- I don't know if there's a great deal of difference if you compare the written descriptions. There appear to be some visual differences between bonkei and diorama, but I suspect the biggest difference may be intangible, based on the history of miniature landscapes in some Eastern cultures and the diorama tradition in European-derived cultures. I have no bonkei photos unencumbered by copyright, so will have to describe in them prose to highlight the visual differences I see.
- First, the large style of dioramas we often see in museums, which have at least one full-scale (true size) item in them, are not typical of bonkei. Bonkei are generally between the size of a large tray and a small tabletop (very roughly, the largest dimension will be 50 cm to 150 cm). There are dioramas that fit into the same size class as the bonkei for which I have references.
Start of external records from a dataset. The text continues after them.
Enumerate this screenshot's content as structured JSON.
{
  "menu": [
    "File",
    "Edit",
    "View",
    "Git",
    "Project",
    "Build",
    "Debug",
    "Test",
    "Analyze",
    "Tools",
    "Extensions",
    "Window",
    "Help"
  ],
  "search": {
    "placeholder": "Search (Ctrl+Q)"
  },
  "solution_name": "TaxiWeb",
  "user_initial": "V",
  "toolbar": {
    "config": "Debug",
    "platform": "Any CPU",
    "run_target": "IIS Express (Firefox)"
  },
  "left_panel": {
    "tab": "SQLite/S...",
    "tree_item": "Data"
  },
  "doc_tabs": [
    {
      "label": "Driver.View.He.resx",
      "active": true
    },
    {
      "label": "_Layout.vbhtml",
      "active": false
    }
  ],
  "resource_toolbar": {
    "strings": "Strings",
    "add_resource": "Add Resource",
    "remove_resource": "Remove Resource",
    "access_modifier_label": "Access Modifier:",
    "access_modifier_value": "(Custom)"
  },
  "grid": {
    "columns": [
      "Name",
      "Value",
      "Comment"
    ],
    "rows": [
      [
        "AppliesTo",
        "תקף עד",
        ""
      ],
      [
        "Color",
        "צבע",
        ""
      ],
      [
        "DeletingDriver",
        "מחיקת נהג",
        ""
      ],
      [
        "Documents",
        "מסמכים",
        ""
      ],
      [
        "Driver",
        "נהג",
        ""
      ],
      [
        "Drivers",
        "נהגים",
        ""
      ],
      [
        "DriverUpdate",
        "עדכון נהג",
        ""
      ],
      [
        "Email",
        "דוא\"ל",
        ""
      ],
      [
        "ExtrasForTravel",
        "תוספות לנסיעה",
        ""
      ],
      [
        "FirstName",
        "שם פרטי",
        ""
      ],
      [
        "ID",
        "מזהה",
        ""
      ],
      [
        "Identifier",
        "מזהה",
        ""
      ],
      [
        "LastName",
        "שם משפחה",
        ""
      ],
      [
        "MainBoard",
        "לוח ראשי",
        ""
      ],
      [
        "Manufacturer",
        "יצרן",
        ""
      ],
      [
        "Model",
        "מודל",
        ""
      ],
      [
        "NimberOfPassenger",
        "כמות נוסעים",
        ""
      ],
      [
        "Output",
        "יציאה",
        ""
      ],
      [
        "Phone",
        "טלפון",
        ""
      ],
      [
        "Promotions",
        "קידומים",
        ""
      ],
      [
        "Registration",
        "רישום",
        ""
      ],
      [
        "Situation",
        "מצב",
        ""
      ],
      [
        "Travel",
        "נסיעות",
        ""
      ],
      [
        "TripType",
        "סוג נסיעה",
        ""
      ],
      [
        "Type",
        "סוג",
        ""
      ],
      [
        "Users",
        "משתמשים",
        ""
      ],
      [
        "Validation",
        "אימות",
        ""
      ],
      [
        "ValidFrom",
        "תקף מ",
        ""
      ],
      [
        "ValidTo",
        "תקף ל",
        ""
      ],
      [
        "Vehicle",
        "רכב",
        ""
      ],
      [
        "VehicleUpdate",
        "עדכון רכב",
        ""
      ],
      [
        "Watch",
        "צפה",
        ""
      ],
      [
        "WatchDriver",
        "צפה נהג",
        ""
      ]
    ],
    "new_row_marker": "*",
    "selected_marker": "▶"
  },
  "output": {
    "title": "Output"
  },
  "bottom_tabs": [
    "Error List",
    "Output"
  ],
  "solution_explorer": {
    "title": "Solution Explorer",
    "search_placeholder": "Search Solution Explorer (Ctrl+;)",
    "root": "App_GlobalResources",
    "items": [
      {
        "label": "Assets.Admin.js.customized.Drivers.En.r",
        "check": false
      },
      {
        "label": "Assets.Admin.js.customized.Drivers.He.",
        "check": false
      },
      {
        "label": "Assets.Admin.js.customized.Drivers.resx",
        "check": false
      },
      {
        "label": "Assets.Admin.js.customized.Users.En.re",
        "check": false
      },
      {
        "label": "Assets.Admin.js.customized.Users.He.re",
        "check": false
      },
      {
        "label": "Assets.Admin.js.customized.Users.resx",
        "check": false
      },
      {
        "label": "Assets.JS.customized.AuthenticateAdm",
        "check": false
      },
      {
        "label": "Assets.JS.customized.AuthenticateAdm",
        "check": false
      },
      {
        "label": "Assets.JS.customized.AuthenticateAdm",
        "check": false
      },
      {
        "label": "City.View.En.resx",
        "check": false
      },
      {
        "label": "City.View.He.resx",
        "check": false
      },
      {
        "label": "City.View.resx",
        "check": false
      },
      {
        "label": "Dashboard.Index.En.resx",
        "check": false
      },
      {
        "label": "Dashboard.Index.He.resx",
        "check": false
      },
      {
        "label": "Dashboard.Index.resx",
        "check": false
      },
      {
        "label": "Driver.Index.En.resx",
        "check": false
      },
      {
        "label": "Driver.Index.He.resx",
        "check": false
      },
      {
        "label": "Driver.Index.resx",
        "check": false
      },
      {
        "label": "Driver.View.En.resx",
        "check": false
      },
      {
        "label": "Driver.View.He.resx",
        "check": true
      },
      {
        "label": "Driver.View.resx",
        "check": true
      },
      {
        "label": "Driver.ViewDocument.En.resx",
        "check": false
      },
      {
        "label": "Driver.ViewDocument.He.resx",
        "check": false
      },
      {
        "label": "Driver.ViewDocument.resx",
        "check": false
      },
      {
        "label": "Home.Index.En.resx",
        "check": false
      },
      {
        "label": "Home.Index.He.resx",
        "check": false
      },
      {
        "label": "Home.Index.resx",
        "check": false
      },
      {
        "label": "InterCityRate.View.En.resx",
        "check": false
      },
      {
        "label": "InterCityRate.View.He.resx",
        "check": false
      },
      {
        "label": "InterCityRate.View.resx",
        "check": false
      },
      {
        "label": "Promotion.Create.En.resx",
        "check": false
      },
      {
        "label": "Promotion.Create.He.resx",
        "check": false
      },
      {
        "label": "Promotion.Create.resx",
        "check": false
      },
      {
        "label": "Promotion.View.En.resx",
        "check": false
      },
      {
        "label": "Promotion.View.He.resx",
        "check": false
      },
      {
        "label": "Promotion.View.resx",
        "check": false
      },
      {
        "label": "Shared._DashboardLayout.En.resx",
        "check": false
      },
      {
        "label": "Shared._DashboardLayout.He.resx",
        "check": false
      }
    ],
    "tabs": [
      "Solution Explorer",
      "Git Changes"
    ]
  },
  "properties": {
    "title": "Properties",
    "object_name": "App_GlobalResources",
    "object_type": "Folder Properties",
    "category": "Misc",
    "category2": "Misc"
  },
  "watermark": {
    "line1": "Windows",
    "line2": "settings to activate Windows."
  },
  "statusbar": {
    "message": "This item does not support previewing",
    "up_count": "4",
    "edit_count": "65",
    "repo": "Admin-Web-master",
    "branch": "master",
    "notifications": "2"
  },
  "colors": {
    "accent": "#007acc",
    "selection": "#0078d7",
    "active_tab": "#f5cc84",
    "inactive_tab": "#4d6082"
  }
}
- Second, small dioramas in the European tradition seem to have no limit as to the type of scene depicted, including historical battles at various scales, topographical maps of real locations, settings for miniature machines (e.g., the model railroading tradition), and so on. But the artifacts called bonkei are almost universally scenes of the Japanese countryside and wildlands, generally decorated with miniatures depicting a simple, historical time (oxen and wooden bridges, but no high-speed trains, for example).
- Third, and most difficult to describe, is the intangible purpose of the bonkei. As far as I can understand, it is to provide a locus of attention that allows the viewer to contemplate a simple, rural or wild, peaceful scene. Like bonsai, it allows a town or city dweller to look at a detailed depiction of nature and may provide a focal point for meditation, formal or informal. There is a long tradition of miniature landscapes in some Asian cultures, some based on living contents, others more static, like bonkei. They do not seem to be used in these cultures for the wide variety of public and teaching purposes served by dioramas in the European cultural tradition, but instead for personal or private enjoyment.
- In summary, dioramas can be any reasonable size, depict any content of interest, and serve public and teaching purposes as well as others. Bonkei are typically small enough to fit easily on a small table, depict the countryside of old Japan, and serve the purpose of private contemplation.